Case Analysis: Atlas Cycle Industries Ltd. v. State of Haryana

This article has been written by Shreyansh Bhansali, pursuing B.A. LL.B (Hons) from Institute of Law Nirma University, Ahmedabad. The present article is a case analysis of Atlas Cycle Industries Ltd. v. State of Haryana.

“Legislation is either supreme or subordinate, the former proceeds from sovereign and the later from any other authority –Salmond”

What is Delegated Legislation?

Delegated legislation (also referred to as secondary legislation or subordinate legislation or subsidiary legislation) is law made by an authority under forces given to them by primary legislation so as to actualize and direct the necessities of that primary legislation.

It is law made by an individual or body other than the legislature however with the assembly's legislative authority. Regularly, a legislature passes resolutions that set out wide blueprints and standards, and representatives power to a delegates authority to issue appointed enactment that tissue out the subtleties (meaningful guidelines and substantive regulations) and give methods to executing the considerable arrangements of the rule and considerable guidelines (procedural guidelines).

Delegated legislation can likewise be changed quicker than primary legislation so governing bodies can assign and delegate issues that may be tweaked through understanding and experience. The Indian Constitution recognises subordinate legislation by delegation. Article 13(3) gives that "law" incorporates any mandate, request, bye-law, rule, guideline, notice, customs, or uses having in the domain and territory of India the power of law.

It is the Legislature's essential obligation to control and screen the activity of appointed authority by the executive authorities. A parliamentary review of the approved legislation happens in three stages. This is otherwise called the Laying Procedure or 'Laying on the Table'.

This serves to advise the assembly regarding what all principles were defined by the authorities during the time process of legislation. Moreover, this gives a stage for legislators to address or challenge the principles that have been made or proposed. A provision as to "laying" might be "directory or mandatory".

It will rely on the plan of the Act, the language utilized, results counted in the pertinent law and different contemplations.

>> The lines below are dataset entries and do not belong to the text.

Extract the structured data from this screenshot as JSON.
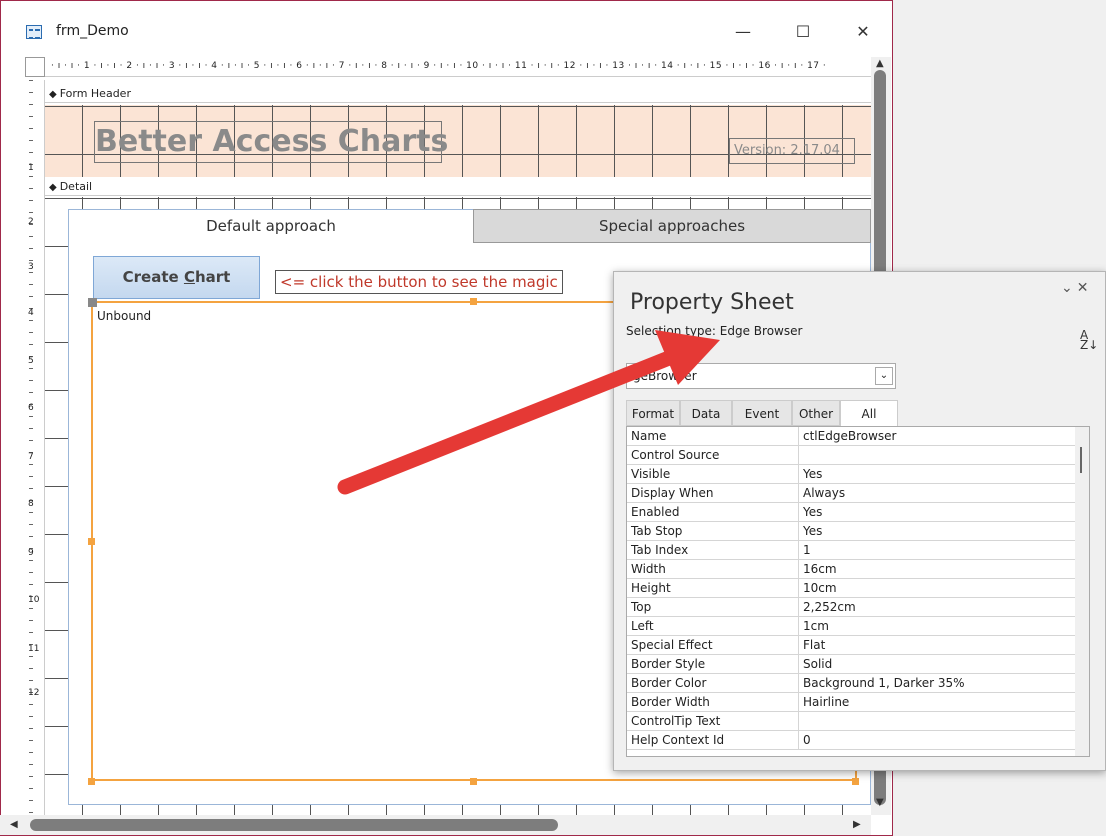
{
  "window": {
    "title": "frm_Demo",
    "minimize": "—",
    "maximize": "☐",
    "close": "✕"
  },
  "sections": {
    "form_header": "Form Header",
    "detail": "Detail"
  },
  "ruler": {
    "horizontal": "· ı · ı · 1 · ı · ı · 2 · ı · ı · 3 · ı · ı · 4 · ı · ı · 5 · ı · ı · 6 · ı · ı · 7 · ı · ı · 8 · ı · ı · 9 · ı · ı · 10 · ı · ı · 11 · ı · ı · 12 · ı · ı · 13 · ı · ı · 14 · ı · ı · 15 · ı · ı · 16 · ı · ı · 17 ·",
    "vertical": [
      "1",
      "2",
      "3",
      "4",
      "5",
      "6",
      "7",
      "8",
      "9",
      "10",
      "11",
      "12"
    ]
  },
  "header": {
    "title": "Better Access Charts",
    "version": "Version: 2.17.04"
  },
  "tabs": [
    "Default approach",
    "Special approaches"
  ],
  "create_button": {
    "prefix": "Create ",
    "hotkey": "C",
    "suffix": "hart"
  },
  "hint": "<= click the button to see the magic",
  "browser": {
    "label": "Unbound"
  },
  "property_sheet": {
    "title": "Property Sheet",
    "selection_type": "Selection type:  Edge Browser",
    "control_name": "ctlEdgeBrowser",
    "combo_visible": "geBrowser",
    "tabs": [
      "Format",
      "Data",
      "Event",
      "Other",
      "All"
    ],
    "active_tab": "All",
    "properties": [
      {
        "name": "Name",
        "value": "ctlEdgeBrowser"
      },
      {
        "name": "Control Source",
        "value": ""
      },
      {
        "name": "Visible",
        "value": "Yes"
      },
      {
        "name": "Display When",
        "value": "Always"
      },
      {
        "name": "Enabled",
        "value": "Yes"
      },
      {
        "name": "Tab Stop",
        "value": "Yes"
      },
      {
        "name": "Tab Index",
        "value": "1"
      },
      {
        "name": "Width",
        "value": "16cm"
      },
      {
        "name": "Height",
        "value": "10cm"
      },
      {
        "name": "Top",
        "value": "2,252cm"
      },
      {
        "name": "Left",
        "value": "1cm"
      },
      {
        "name": "Special Effect",
        "value": "Flat"
      },
      {
        "name": "Border Style",
        "value": "Solid"
      },
      {
        "name": "Border Color",
        "value": "Background 1, Darker 35%"
      },
      {
        "name": "Border Width",
        "value": "Hairline"
      },
      {
        "name": "ControlTip Text",
        "value": ""
      },
      {
        "name": "Help Context Id",
        "value": "0"
      }
    ]
  },
  "colors": {
    "header_bg": "#fbe4d5",
    "selection": "#f4a340",
    "hint_text": "#c0392b",
    "arrow": "#e53935"
  }
}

In Atlas Cycle Industries Ltd. v. State of Haryana, the Supreme Court thought about this viewpoint in subtleties and saw that the utilization of "shall" isn't convincing or conclusive of the issue and the court needs to find out in the purpose of the legislature which is the assurance factor.

Facts of the case

The Development Officer of the Directorate-General, Technical Development, New Delhi, carried out a spot review of the balance sheet of the appellant on 29th December 1964, it was discovered that from the date 1st January 1964 till 12th January 1965, the company had purchased around 60.03 tons of black plain iron sheets from multiple suppliers at a higher rate than the maximum permissible rate which is set by the Iron and Steel Controller which is an authority conferred by Iron and Steel Control Order, 1956.

The special magistrate charged the appellants under Section 120B of Indian Penal Code read with Section 7 of the Essential Goods Act and Section 7 read with Section 15(3) on the Iron and Steel Control Order. The appellant applied under Section 251 of the Code of Criminal Procedure pleading that the notification from the government which had set the maximum price was not put before the parliament and therefore was not valid, the Iron and Steel Control Order, 1956 was also vied to be a nullity, this application was rejected by the Trial Court.

The appeal in the High court was rejected under the grounds that the said order was valid because the legislature never intended that the order will be invalid if the order is not in accordance with Section 3(6) of Essential Commodities Act which said that non-laying of the notification before the Houses of Parliament will not be the motive for nullification of the notice. Moreover, it was even expressed that Section 3(6) of the Essential Commodities act say that any order issued will be presented in both the houses, here it is critical to comprehend whether the arrangement being referred to is "directory or mandatory" in nature, additionally the utilization of "Shall" isn't indisputable and the legislature interpretation must be deciphered by the court.

The High Court alluded to two grounds on which the provision is a directory in nature: